• **Task details**
Could you copy every line of the data that contains the word "title"?

※ ※ ※

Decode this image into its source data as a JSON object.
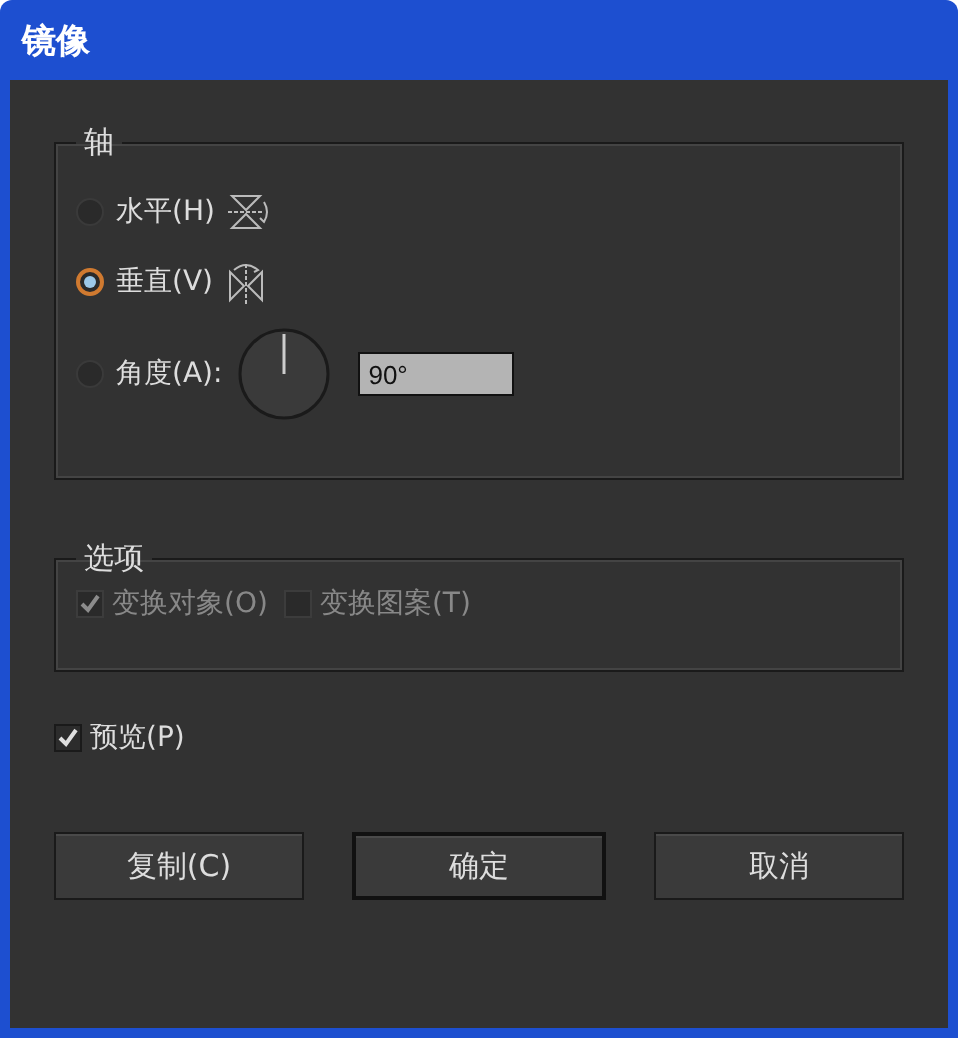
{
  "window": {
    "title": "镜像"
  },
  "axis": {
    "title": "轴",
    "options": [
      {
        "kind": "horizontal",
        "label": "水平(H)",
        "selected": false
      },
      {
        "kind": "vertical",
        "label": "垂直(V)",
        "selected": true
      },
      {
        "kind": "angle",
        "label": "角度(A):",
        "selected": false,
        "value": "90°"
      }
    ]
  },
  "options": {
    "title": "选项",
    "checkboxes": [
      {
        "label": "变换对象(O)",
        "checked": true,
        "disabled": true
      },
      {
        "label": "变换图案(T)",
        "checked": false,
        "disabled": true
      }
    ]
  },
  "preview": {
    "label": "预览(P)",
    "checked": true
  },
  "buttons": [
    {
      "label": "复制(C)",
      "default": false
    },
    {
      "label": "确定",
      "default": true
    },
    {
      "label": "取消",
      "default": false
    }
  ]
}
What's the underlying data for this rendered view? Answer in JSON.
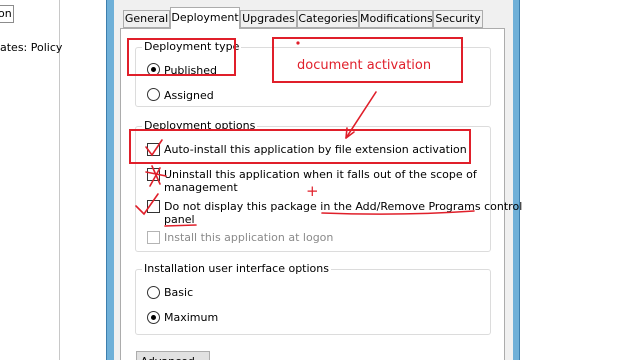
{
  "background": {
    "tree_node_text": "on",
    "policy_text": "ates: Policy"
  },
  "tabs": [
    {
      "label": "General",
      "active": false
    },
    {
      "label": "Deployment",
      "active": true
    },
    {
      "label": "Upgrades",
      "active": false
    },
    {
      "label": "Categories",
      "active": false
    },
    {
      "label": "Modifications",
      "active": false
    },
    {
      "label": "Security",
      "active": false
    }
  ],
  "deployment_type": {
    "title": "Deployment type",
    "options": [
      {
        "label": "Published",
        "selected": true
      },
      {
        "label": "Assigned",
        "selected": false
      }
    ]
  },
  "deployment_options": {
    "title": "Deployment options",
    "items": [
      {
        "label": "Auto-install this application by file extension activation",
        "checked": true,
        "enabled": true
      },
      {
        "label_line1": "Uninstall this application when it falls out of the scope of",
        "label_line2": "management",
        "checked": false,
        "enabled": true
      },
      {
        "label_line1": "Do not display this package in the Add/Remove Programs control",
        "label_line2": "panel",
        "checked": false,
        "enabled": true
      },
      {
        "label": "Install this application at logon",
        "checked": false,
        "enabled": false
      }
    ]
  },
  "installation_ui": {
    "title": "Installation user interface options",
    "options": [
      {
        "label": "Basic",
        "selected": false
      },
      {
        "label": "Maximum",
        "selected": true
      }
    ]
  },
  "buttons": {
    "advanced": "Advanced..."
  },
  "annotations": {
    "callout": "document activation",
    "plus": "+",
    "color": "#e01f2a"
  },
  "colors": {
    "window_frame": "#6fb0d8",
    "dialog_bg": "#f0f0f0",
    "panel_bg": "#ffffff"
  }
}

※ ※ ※

• **Solution**
    "title": "镜像"
    "title": "轴",
    "title": "选项",
    "title": "Deployment type",
    "title": "Deployment options",
    "title": "Installation user interface options",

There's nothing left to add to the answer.